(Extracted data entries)
========

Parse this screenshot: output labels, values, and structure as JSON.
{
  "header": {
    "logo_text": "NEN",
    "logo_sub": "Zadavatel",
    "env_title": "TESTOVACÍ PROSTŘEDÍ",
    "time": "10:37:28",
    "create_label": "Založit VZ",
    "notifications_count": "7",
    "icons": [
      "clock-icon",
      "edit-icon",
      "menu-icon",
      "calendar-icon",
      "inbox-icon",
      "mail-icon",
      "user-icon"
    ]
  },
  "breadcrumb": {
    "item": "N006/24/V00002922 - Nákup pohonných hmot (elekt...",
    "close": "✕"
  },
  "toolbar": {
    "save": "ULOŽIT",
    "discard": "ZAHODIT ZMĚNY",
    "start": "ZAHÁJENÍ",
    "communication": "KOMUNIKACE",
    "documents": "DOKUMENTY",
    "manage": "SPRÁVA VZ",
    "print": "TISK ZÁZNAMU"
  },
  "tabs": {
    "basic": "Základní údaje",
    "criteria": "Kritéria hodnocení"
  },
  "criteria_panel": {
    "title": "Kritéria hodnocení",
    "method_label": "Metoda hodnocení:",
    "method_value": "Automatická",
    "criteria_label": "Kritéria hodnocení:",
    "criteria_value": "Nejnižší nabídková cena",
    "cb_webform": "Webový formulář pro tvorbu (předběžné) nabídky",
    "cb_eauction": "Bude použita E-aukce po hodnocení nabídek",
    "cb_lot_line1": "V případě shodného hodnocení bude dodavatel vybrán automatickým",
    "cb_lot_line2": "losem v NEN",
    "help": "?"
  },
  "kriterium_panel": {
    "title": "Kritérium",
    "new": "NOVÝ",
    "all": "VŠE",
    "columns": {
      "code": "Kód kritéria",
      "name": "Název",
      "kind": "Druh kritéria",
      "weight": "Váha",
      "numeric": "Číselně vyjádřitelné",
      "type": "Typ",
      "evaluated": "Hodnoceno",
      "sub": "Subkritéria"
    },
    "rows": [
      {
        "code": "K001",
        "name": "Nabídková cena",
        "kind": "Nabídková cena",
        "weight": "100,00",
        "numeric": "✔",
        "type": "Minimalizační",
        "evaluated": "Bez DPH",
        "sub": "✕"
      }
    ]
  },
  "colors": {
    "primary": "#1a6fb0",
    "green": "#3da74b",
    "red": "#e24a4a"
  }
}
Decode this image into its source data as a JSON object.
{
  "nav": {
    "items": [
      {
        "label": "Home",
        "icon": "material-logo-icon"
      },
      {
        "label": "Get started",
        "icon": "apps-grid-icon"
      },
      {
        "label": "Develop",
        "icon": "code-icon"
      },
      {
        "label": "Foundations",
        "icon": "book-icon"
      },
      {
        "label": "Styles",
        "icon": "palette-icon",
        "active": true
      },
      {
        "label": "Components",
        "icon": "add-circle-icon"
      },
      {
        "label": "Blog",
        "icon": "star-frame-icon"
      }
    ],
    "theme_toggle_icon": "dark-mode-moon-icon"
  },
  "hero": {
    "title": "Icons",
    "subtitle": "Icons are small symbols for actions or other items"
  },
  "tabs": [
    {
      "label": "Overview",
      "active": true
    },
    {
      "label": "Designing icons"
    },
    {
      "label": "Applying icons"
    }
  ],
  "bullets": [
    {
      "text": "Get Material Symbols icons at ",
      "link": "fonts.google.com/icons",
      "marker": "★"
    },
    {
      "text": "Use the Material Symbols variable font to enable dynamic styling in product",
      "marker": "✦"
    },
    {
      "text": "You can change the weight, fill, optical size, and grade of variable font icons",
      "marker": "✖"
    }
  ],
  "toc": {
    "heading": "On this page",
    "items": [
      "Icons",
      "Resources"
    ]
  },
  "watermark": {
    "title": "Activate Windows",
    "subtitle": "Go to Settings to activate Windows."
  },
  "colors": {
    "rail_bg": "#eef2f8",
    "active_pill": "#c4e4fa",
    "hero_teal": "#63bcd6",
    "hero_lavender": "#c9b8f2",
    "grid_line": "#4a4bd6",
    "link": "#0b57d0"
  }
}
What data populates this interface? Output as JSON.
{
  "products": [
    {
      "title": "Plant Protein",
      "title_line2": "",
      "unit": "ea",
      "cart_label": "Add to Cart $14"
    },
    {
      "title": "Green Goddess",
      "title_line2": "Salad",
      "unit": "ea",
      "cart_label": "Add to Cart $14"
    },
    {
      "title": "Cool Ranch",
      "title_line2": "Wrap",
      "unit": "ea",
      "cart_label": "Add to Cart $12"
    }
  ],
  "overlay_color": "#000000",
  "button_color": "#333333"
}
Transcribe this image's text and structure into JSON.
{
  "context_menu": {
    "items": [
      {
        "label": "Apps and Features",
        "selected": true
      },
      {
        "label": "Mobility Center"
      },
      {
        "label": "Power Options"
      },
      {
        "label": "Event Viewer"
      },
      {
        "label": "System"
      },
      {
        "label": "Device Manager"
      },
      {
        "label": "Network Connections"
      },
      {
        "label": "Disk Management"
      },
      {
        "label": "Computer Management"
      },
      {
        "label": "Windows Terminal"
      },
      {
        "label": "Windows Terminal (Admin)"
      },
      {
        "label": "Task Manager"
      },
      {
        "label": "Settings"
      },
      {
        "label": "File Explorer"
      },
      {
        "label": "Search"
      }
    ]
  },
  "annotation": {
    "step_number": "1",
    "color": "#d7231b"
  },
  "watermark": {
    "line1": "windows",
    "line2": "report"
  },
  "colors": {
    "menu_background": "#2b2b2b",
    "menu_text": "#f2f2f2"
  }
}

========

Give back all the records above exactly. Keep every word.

Parse this screenshot: output labels, values, and structure as JSON.
{
  "header": {
    "logo_text": "NEN",
    "logo_sub": "Zadavatel",
    "env_title": "TESTOVACÍ PROSTŘEDÍ",
    "time": "10:37:28",
    "create_label": "Založit VZ",
    "notifications_count": "7",
    "icons": [
      "clock-icon",
      "edit-icon",
      "menu-icon",
      "calendar-icon",
      "inbox-icon",
      "mail-icon",
      "user-icon"
    ]
  },
  "breadcrumb": {
    "item": "N006/24/V00002922 - Nákup pohonných hmot (elekt...",
    "close": "✕"
  },
  "toolbar": {
    "save": "ULOŽIT",
    "discard": "ZAHODIT ZMĚNY",
    "start": "ZAHÁJENÍ",
    "communication": "KOMUNIKACE",
    "documents": "DOKUMENTY",
    "manage": "SPRÁVA VZ",
    "print": "TISK ZÁZNAMU"
  },
  "tabs": {
    "basic": "Základní údaje",
    "criteria": "Kritéria hodnocení"
  },
  "criteria_panel": {
    "title": "Kritéria hodnocení",
    "method_label": "Metoda hodnocení:",
    "method_value": "Automatická",
    "criteria_label": "Kritéria hodnocení:",
    "criteria_value": "Nejnižší nabídková cena",
    "cb_webform": "Webový formulář pro tvorbu (předběžné) nabídky",
    "cb_eauction": "Bude použita E-aukce po hodnocení nabídek",
    "cb_lot_line1": "V případě shodného hodnocení bude dodavatel vybrán automatickým",
    "cb_lot_line2": "losem v NEN",
    "help": "?"
  },
  "kriterium_panel": {
    "title": "Kritérium",
    "new": "NOVÝ",
    "all": "VŠE",
    "columns": {
      "code": "Kód kritéria",
      "name": "Název",
      "kind": "Druh kritéria",
      "weight": "Váha",
      "numeric": "Číselně vyjádřitelné",
      "type": "Typ",
      "evaluated": "Hodnoceno",
      "sub": "Subkritéria"
    },
    "rows": [
      {
        "code": "K001",
        "name": "Nabídková cena",
        "kind": "Nabídková cena",
        "weight": "100,00",
        "numeric": "✔",
        "type": "Minimalizační",
        "evaluated": "Bez DPH",
        "sub": "✕"
      }
    ]
  },
  "colors": {
    "primary": "#1a6fb0",
    "green": "#3da74b",
    "red": "#e24a4a"
  }
}
Decode this image into its source data as a JSON object.
{
  "nav": {
    "items": [
      {
        "label": "Home",
        "icon": "material-logo-icon"
      },
      {
        "label": "Get started",
        "icon": "apps-grid-icon"
      },
      {
        "label": "Develop",
        "icon": "code-icon"
      },
      {
        "label": "Foundations",
        "icon": "book-icon"
      },
      {
        "label": "Styles",
        "icon": "palette-icon",
        "active": true
      },
      {
        "label": "Components",
        "icon": "add-circle-icon"
      },
      {
        "label": "Blog",
        "icon": "star-frame-icon"
      }
    ],
    "theme_toggle_icon": "dark-mode-moon-icon"
  },
  "hero": {
    "title": "Icons",
    "subtitle": "Icons are small symbols for actions or other items"
  },
  "tabs": [
    {
      "label": "Overview",
      "active": true
    },
    {
      "label": "Designing icons"
    },
    {
      "label": "Applying icons"
    }
  ],
  "bullets": [
    {
      "text": "Get Material Symbols icons at ",
      "link": "fonts.google.com/icons",
      "marker": "★"
    },
    {
      "text": "Use the Material Symbols variable font to enable dynamic styling in product",
      "marker": "✦"
    },
    {
      "text": "You can change the weight, fill, optical size, and grade of variable font icons",
      "marker": "✖"
    }
  ],
  "toc": {
    "heading": "On this page",
    "items": [
      "Icons",
      "Resources"
    ]
  },
  "watermark": {
    "title": "Activate Windows",
    "subtitle": "Go to Settings to activate Windows."
  },
  "colors": {
    "rail_bg": "#eef2f8",
    "active_pill": "#c4e4fa",
    "hero_teal": "#63bcd6",
    "hero_lavender": "#c9b8f2",
    "grid_line": "#4a4bd6",
    "link": "#0b57d0"
  }
}
What data populates this interface? Output as JSON.
{
  "products": [
    {
      "title": "Plant Protein",
      "title_line2": "",
      "unit": "ea",
      "cart_label": "Add to Cart $14"
    },
    {
      "title": "Green Goddess",
      "title_line2": "Salad",
      "unit": "ea",
      "cart_label": "Add to Cart $14"
    },
    {
      "title": "Cool Ranch",
      "title_line2": "Wrap",
      "unit": "ea",
      "cart_label": "Add to Cart $12"
    }
  ],
  "overlay_color": "#000000",
  "button_color": "#333333"
}
Transcribe this image's text and structure into JSON.
{
  "context_menu": {
    "items": [
      {
        "label": "Apps and Features",
        "selected": true
      },
      {
        "label": "Mobility Center"
      },
      {
        "label": "Power Options"
      },
      {
        "label": "Event Viewer"
      },
      {
        "label": "System"
      },
      {
        "label": "Device Manager"
      },
      {
        "label": "Network Connections"
      },
      {
        "label": "Disk Management"
      },
      {
        "label": "Computer Management"
      },
      {
        "label": "Windows Terminal"
      },
      {
        "label": "Windows Terminal (Admin)"
      },
      {
        "label": "Task Manager"
      },
      {
        "label": "Settings"
      },
      {
        "label": "File Explorer"
      },
      {
        "label": "Search"
      }
    ]
  },
  "annotation": {
    "step_number": "1",
    "color": "#d7231b"
  },
  "watermark": {
    "line1": "windows",
    "line2": "report"
  },
  "colors": {
    "menu_background": "#2b2b2b",
    "menu_text": "#f2f2f2"
  }
}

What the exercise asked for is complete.